When you make it through your withdrawals, it is crucial to recognize that because your body is now physically withdrawn and free from substances, does not mean you are clear from your addiction. Remembering drug and alcohol use is a symptom of an internal condition that needs to be appropriately treated according to your needs; as each person’s needs are unique and different. Seeking treatment options once you have completed detoxing is paramount to you staying sober. The key is to treat your internal condition that causes you to use in the first place. To protect yourself from future relapses, you need to protect yourself from ever going through that again.

Here at GH Recovery Solutions, we understand the discomfort of going through the withdrawal process. It is unpleasant, miserable, and can be agonizing for some. If you or a loved one are addicted to using drugs or alcohol, we hope you only have to go through this process once.

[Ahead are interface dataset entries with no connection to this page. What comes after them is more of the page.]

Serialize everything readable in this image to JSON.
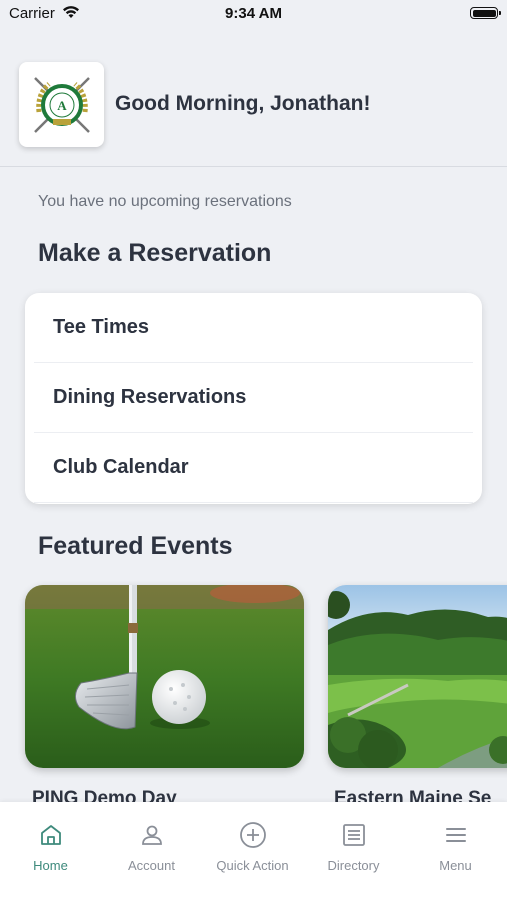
{
  "status_bar": {
    "carrier": "Carrier",
    "time": "9:34 AM"
  },
  "header": {
    "greeting": "Good Morning, Jonathan!",
    "logo_icon": "club-crest-logo"
  },
  "reservations": {
    "empty_message": "You have no upcoming reservations",
    "title": "Make a Reservation",
    "items": [
      {
        "label": "Tee Times"
      },
      {
        "label": "Dining Reservations"
      },
      {
        "label": "Club Calendar"
      }
    ]
  },
  "events": {
    "title": "Featured Events",
    "items": [
      {
        "label": "PING Demo Day",
        "image": "golf-club-and-ball-image"
      },
      {
        "label": "Eastern Maine Se",
        "image": "golf-course-landscape-image"
      }
    ]
  },
  "tabs": [
    {
      "label": "Home",
      "icon": "home-icon",
      "active": true
    },
    {
      "label": "Account",
      "icon": "person-icon",
      "active": false
    },
    {
      "label": "Quick Action",
      "icon": "plus-circle-icon",
      "active": false
    },
    {
      "label": "Directory",
      "icon": "list-icon",
      "active": false
    },
    {
      "label": "Menu",
      "icon": "hamburger-icon",
      "active": false
    }
  ],
  "colors": {
    "accent": "#3e8a7c",
    "background": "#eef0f4",
    "text": "#2d3340",
    "muted": "#8a8f98"
  }
}
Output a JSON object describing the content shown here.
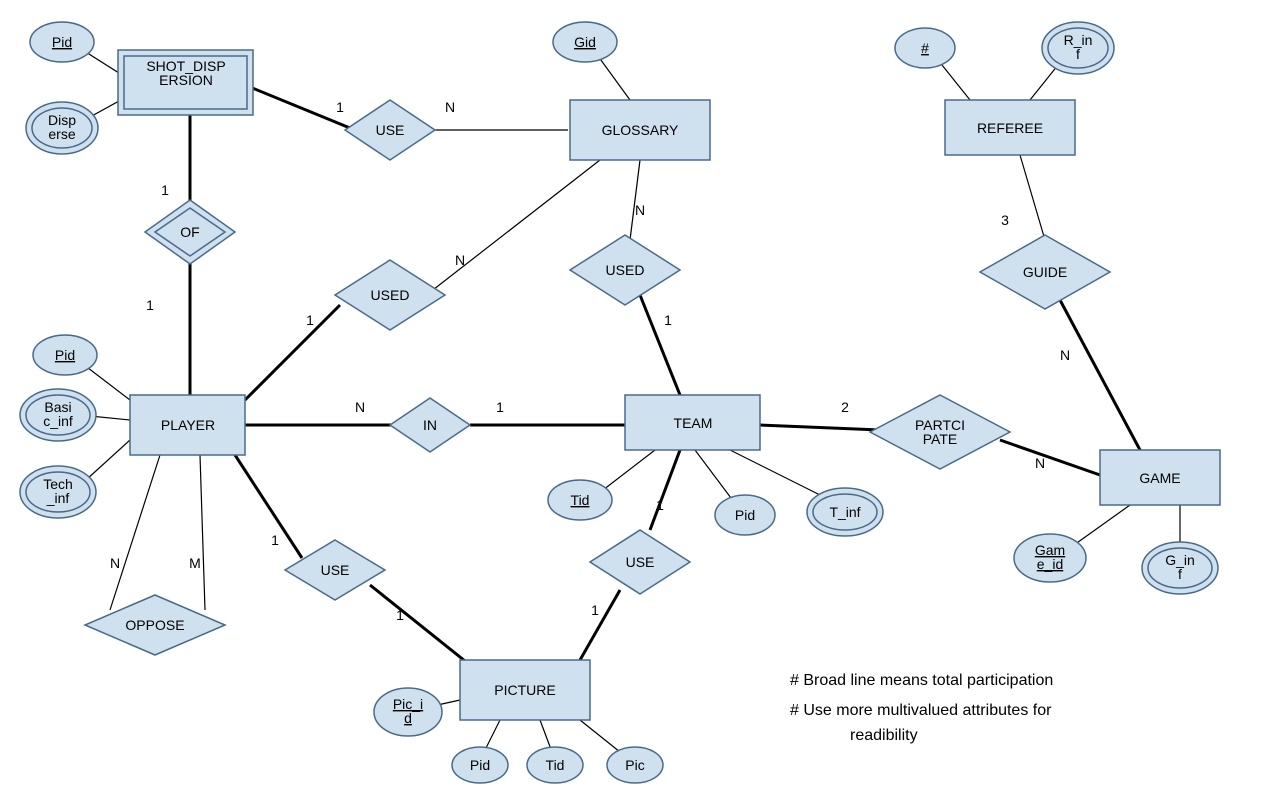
{
  "entities": {
    "shot_dispersion": "SHOT_DISP\nERSION",
    "glossary": "GLOSSARY",
    "referee": "REFEREE",
    "player": "PLAYER",
    "team": "TEAM",
    "game": "GAME",
    "picture": "PICTURE"
  },
  "relationships": {
    "use_sd_gl": "USE",
    "of": "OF",
    "used_pl_gl": "USED",
    "used_tm_gl": "USED",
    "guide": "GUIDE",
    "in": "IN",
    "participate": "PARTCI\nPATE",
    "oppose": "OPPOSE",
    "use_pl_pic": "USE",
    "use_tm_pic": "USE"
  },
  "attributes": {
    "sd_pid": "Pid",
    "sd_disperse": "Disp\nerse",
    "gl_gid": "Gid",
    "ref_num": "#",
    "ref_rinf": "R_in\nf",
    "pl_pid": "Pid",
    "pl_basic": "Basi\nc_inf",
    "pl_tech": "Tech\n_inf",
    "tm_tid": "Tid",
    "tm_pid": "Pid",
    "tm_tinf": "T_inf",
    "gm_gameid": "Gam\ne_id",
    "gm_ginf": "G_in\nf",
    "pic_picid": "Pic_i\nd",
    "pic_pid": "Pid",
    "pic_tid": "Tid",
    "pic_pic": "Pic"
  },
  "cardinalities": {
    "sd_use": "1",
    "gl_use": "N",
    "sd_of": "1",
    "pl_of": "1",
    "pl_used": "1",
    "gl_used_pl": "N",
    "tm_used": "1",
    "gl_used_tm": "N",
    "ref_guide": "3",
    "gm_guide": "N",
    "pl_in": "N",
    "tm_in": "1",
    "tm_part": "2",
    "gm_part": "N",
    "pl_opp_n": "N",
    "pl_opp_m": "M",
    "pl_use_pic": "1",
    "pic_use_pl": "1",
    "tm_use_pic": "1",
    "pic_use_tm": "1"
  },
  "notes": {
    "line1": "# Broad line means  total participation",
    "line2": "# Use more multivalued attributes for",
    "line3": "readibility"
  }
}
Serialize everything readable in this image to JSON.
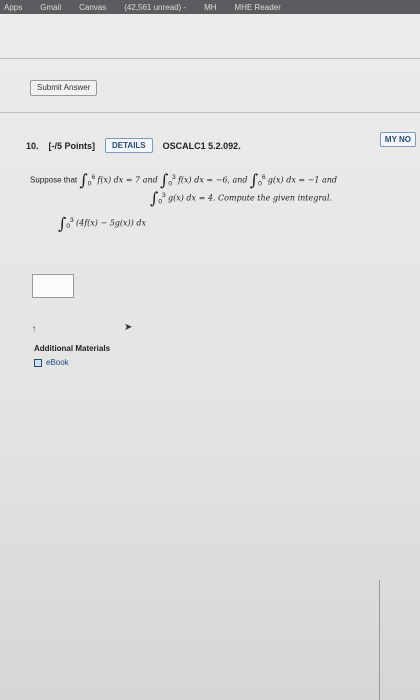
{
  "bookmarks": [
    "Apps",
    "Gmail",
    "Canvas",
    "(42,561 unread) -",
    "MH",
    "MHE Reader"
  ],
  "submit_label": "Submit Answer",
  "question": {
    "number": "10.",
    "points": "[-/5 Points]",
    "details_label": "DETAILS",
    "code": "OSCALC1 5.2.092.",
    "notes_label": "MY NO"
  },
  "prompt": {
    "lead": "Suppose that",
    "i1": "f(x) dx = 7 and",
    "i2": "f(x) dx = −6, and",
    "i3": "g(x) dx = −1 and",
    "i4": "g(x) dx = 4. Compute the given integral.",
    "lim1": "0",
    "lim6": "6",
    "lim3": "3"
  },
  "compute": "(4f(x) − 5g(x)) dx",
  "additional": "Additional Materials",
  "ebook": "eBook"
}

To ensure you only have to go through this detoxing process once, is by getting medical help through your withdrawals, and immediately attend a treatment facility following your detox to continue your care.

To learn more about what we offer here at GH Recovery Solutions, call us today! (888) 345-2025